## Required work
Gather, from the listing beneath this task, every line holding the string "ユーザ名".
*** Opening Records for this exercise ***
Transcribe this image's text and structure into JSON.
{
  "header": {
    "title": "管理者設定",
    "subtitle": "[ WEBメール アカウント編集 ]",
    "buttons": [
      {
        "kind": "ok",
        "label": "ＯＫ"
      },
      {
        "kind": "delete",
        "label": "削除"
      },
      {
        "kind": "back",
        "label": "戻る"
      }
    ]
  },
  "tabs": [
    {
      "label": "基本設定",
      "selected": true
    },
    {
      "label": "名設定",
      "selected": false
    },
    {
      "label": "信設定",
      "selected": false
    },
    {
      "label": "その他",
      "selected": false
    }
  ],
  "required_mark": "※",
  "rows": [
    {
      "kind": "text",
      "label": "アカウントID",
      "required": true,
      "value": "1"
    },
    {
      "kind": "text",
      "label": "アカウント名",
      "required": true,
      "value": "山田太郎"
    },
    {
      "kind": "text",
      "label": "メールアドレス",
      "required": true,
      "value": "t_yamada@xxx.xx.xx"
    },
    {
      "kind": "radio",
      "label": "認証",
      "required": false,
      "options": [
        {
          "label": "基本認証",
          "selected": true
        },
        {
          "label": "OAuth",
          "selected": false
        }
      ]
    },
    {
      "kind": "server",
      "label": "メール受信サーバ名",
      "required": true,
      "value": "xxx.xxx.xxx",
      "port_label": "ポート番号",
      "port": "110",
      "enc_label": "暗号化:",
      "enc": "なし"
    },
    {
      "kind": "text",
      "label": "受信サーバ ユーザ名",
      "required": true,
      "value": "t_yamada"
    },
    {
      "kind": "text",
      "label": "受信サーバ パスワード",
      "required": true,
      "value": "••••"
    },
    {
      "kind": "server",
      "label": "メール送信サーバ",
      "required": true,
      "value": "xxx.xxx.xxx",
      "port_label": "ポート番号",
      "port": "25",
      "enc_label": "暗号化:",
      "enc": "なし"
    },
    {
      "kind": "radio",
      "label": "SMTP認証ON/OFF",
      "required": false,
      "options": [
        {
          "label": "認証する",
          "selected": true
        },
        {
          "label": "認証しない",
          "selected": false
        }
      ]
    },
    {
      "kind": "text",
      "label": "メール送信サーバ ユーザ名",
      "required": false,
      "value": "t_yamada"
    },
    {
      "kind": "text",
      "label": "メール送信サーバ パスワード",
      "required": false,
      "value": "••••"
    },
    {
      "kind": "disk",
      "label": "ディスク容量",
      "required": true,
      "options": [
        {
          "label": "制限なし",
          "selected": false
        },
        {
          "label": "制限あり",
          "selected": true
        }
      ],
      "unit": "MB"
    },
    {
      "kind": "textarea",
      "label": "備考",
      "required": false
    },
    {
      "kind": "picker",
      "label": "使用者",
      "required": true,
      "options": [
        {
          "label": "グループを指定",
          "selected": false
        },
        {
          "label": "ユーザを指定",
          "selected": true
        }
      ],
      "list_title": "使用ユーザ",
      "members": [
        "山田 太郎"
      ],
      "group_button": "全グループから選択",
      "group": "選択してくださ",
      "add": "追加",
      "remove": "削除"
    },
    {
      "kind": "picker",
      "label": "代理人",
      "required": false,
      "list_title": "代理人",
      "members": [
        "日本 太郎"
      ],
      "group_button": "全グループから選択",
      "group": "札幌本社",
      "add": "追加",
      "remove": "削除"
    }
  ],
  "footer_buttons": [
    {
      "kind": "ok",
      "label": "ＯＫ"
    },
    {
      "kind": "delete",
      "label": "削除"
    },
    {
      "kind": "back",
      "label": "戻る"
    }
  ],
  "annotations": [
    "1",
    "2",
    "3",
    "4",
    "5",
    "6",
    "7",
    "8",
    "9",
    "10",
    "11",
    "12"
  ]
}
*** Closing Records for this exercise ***
## Expected answer
      "label": "受信サーバ ユーザ名",
      "label": "メール送信サーバ ユーザ名",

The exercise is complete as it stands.